From lifelike GIF cartoons that movingly capture urban dwellers in their daily commute on Budapest’s public transport, to egg-shaped city maps that help relieve stress, to beautiful photographs capturing ballerinas in motion around alluring local landmarks, many avant-garde artworks spiced up the city’s bustling design scene during this past year. Delve into these eight great works of innovative imagery by aspirational artists depicting the city in unexpectedly creative ways.
Budapest egg map
Anyone can unwind with Dénes Sándor’s eccentric egg map, which helps relieve stress while serving as a useful tool for exploring the city. The waterproof city map fits perfectly in the palm of your hand, and it comes in handy as a battery-free navigation gadget featuring a detailed map of 11 Budapest districts, including several exciting hotspots, transport hubs, and parks – to zoom in on any of them, all you need to do is give this durable stress ball a squeeze.
Architectural vector graphics of landmarks
These high-tech visions of Budapest landmarks are the creations of Hungarian graphic designer Gergely József Kiss, and his illustrations represent several of Budapest’s monumental landmarks, like the Parliament, Heroes’ Square, or the Buda Castle in blueprint-style pink-and-white drawings. The artist intends to continue with other famous and not-so-well-known buildings of Budapest in future works, and to perfect his unique technique.
Urban GIF cartoons

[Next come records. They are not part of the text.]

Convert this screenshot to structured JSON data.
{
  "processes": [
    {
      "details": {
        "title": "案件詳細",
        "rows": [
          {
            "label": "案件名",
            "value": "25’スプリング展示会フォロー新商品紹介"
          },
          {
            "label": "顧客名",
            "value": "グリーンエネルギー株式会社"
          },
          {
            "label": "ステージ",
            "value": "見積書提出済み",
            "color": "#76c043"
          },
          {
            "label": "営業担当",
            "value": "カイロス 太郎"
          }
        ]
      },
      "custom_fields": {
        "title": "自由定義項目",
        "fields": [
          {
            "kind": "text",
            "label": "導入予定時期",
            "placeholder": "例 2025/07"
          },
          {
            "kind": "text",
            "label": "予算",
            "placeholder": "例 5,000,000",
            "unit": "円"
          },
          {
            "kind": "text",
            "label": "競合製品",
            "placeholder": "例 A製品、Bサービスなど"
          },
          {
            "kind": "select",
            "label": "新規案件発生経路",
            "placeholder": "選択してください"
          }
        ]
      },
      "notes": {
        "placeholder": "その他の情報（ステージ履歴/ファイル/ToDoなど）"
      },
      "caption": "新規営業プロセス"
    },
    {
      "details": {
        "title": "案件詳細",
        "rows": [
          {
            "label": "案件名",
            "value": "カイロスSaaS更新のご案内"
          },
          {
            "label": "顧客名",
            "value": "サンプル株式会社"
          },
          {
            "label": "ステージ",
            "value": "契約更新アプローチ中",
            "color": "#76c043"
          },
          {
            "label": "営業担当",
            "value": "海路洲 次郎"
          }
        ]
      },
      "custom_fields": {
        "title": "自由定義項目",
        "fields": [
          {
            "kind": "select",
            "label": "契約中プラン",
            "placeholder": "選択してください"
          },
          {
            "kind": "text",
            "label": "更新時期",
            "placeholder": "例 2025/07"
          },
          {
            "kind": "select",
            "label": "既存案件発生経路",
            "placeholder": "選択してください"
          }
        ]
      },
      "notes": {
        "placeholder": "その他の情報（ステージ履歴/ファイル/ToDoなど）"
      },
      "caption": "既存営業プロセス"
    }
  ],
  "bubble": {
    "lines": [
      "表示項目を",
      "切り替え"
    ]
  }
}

Capturing morsels of everyday life on Budapest’s public transport, Krisztina Bogó’s playful GIF animations illustrate the milieu aboard the city’s buses, trams, and metros as she portrays the oddest passengers encountered in her daily commute. These mini motion pictures are not only based on the artist’s own experiences, but she also uses other passengers’ stories as sources of inspiration, providing a sampling of typical characters in Budapest these days.
Riverfront buildings in focus
This experimental project of Hungarian photographer Nóra Laki highlights impressive downtown buildings of the Danube bank for their distinctive appeal by tearing them out of their original environment. The photographer placed the pictures on a simple gray background, thus encouraging the viewer to focus on details of each edifice. Nóra named her project “Door-to-Door”, referring to the side-by-side coexistence of all these beautiful historic sites.
Past meets present in Budapest
Past intermingles with present on the imaginative works of Magyar photojournalist Márton Neményi, depicting painted figures of famous Hungarian poets, politicians, and musicians from the past, now pictured in everyday situations of our modern world. The result is quite fascinating – characters from classic paintings hang out aboard modern Budapest trams, in parks, in metro stations, or in a shopping mall, along with other everyday locales of the capital.
Historic photos of dogtown Budapest
Roland Bíró’s alternative portrayal of Hungary’s capital shows archive photos of Budapest with dogs as the city’s dominating species, going about everyday life just like humans do, and the result is a funny series of fictional images; some of these photos are even printed on T-shirts and postcards. The delightful series is a continuation of one of Bíró’s previous works portraying birds in similar situations citywide, which was inspired by Roland’s daughter.
Ballerina Project Hungary
Graceful ballerinas elevate the beauty of famous Budapest landmarks as they pose in front of iconic locales, like Heroes’ Square, the Chain Bridge, and amid various parts of metro line 4, among other acclaimed sites. Local photographer Dóra Tünde’s artful series was inspired by the original Ballerina Project from New York City, which aims to promote ballet around the world, but at the same time these fine photos are pure works of art.
These fascinating font families are the works of creative students at MOME’s graphic design school, who were tasked to draw inspiration from iconic metropolitan buildings and then come up with state-of-the-art typographies that represent a specific edifice. The assignment, called Budapestype, forms part of a broader project that meets at the axis of building design and graphic design. Some of these typographies have been published on Tumblr.